As UNC transitions to rebuilding year, some players to watch
Posted October 6
Chapel Hill, N.C. — Nobody wants a rebuilding year, but it's time to accept that 2017 is just that for Tar Heel football. As I wrote last week, Carolina might have been able to weather the inexperience on the roster and put together a bowl resume. They might have been able to withstand the injuries had they been a deep, experienced team. But not both.
And so at 1-4 entering the first weekend of October, it's time to look toward 2018 and beyond.
It's baffling to compare the Tar Heels' depth chart from opening weekend to the one released this week ahead of Saturday's match-up with No. 21 Notre Dame. Six starters and a reserve from the initial two-deep are out for the season. Another, Jalen Dalton, has appeared in just two games. The Tar Heels' starting right tackle, Charlie Heck, is listed as the backup left tackle. That hand would be tough for any program to try to play. And yet, here we are, with seven games remaining in the regular season and positions that have to be filled.
If there is a silver lining (and there has to be, right?) it's that the Tar Heels are relatively young, and the injuries to regular players provide meaningful, live reps for the reserves, presumably the players who will be relied upon in the future.
“(On the) offensive and defensive sides of the ball, I've seen a lot of younger guys step up and just try to take control of their role,” said junior defensive tackle Jeremiah Clarke. “You see guys on special teams like Tre Shaw and people on defense like Jordon Riley all over the map, just trying to step up and play their role and their position. They might not get the reps they wanted, but they're going to step up and contribute to the team right now.”
So with that in mind, here are six players for Tar Heel fans to watch in 2017 and, hopefully, to count upon in 2018.
A redshirt freshman, Hopper has appeared in the Tar Heels' last three games and has four tackles, including a first-quarter sack at Georgia Tech. Hopper moved from linebacker to defensive end in fall camp and has been impactful at a position of need.
“He’s doing a great job of taking the opportunity he gets, and when he gets that opportunity he’s making some plays,” head coach Larry Fedora said of Hopper. “I think he’s going to be fine.”

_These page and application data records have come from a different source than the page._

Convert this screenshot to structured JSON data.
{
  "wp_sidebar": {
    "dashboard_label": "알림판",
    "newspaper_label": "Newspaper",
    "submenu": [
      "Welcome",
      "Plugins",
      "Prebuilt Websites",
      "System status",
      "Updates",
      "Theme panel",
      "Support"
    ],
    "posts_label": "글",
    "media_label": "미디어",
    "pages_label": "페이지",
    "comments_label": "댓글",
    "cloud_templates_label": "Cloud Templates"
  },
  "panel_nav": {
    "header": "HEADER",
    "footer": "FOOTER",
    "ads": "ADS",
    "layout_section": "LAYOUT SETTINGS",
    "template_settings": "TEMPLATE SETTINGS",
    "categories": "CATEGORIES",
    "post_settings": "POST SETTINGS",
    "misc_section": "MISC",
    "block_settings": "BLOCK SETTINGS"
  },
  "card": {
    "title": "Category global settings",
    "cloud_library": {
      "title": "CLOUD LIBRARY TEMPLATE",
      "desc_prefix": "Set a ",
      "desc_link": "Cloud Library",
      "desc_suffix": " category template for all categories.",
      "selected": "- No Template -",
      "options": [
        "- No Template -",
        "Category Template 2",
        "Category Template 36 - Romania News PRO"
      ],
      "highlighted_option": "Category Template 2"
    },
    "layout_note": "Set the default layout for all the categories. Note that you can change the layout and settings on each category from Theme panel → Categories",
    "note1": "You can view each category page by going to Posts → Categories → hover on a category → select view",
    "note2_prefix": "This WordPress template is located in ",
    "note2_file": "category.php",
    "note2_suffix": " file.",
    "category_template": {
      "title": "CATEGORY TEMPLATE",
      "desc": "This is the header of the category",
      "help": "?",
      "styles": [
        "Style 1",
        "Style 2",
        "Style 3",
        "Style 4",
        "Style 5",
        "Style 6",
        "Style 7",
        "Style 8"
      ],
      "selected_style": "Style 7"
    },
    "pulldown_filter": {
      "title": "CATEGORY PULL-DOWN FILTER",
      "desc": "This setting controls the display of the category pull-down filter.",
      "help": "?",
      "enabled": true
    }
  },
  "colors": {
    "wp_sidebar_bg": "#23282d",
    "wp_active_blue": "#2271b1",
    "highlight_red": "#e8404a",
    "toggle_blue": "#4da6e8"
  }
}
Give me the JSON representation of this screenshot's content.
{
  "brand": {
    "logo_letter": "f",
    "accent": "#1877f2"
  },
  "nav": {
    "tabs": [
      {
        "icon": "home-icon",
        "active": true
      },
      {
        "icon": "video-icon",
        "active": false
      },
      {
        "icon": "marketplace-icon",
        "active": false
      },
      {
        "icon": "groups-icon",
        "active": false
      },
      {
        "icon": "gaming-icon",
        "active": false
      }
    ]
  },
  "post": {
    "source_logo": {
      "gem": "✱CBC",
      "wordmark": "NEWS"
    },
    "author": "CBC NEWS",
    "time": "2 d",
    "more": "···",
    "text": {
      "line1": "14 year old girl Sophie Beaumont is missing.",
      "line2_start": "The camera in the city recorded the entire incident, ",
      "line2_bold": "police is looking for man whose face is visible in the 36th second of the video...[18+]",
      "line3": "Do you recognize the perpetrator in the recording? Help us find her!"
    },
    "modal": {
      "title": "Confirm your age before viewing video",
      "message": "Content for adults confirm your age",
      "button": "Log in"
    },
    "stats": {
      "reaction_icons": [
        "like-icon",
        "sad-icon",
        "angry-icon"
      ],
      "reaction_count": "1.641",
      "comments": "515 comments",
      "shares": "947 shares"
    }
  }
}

A true freshman defensive tackle from Durham Riverside, Riley made his debut against Duke two weeks ago. Riley has used his 6'6, 305-pound frame to pressure quarterbacks and has six tackles through his two games. Though the head coach said Riley needs to work on his pad level, Fedora was impressed with the January enrollee's motor in his debut against Duke.
A true freshman cornerback, Shaw has appeared primarily on special teams and has two tackles through five games. He impressed in fall scrimmages, however, and this coaching staff has a penchant for allowing players who sell out on special teams to work their way into more regular roles.
Michael Carter and Jordon Brown
The two revelations from the first five games of 2017 are the freshman Carter and the sophomore Brown at running back. With Elijah Hood, T.J. Logan and Khris Francis no longer in Chapel Hill, Brown, whose 20 carries from a year ago represented less than 5 percent of the team's total, returned as the most experienced Tar Heel tailback.
Despite a patchwork offensive line, Brown and Carter have shown flashes of brilliance; Brown as a runner and pass-catcher out of the backfield, and Carter in particular as a resilient yard-eater. Their 2017 seasons will be invaluable moving forward.
He's the present and future at quarterback. The redshirt freshman has emerged to take the starting role from graduate transfer Brandon Harris, and he's had both growing pains and flashes of brilliance.
But like Mitch Trubisky, Surratt is a Fedora recruit, brought to Chapel Hill to run the system that the head coach has employed to great scoring success at times. If he can stay healthy and not discouraged, he will return as a proven commodity next season, and with three more years of eligibility.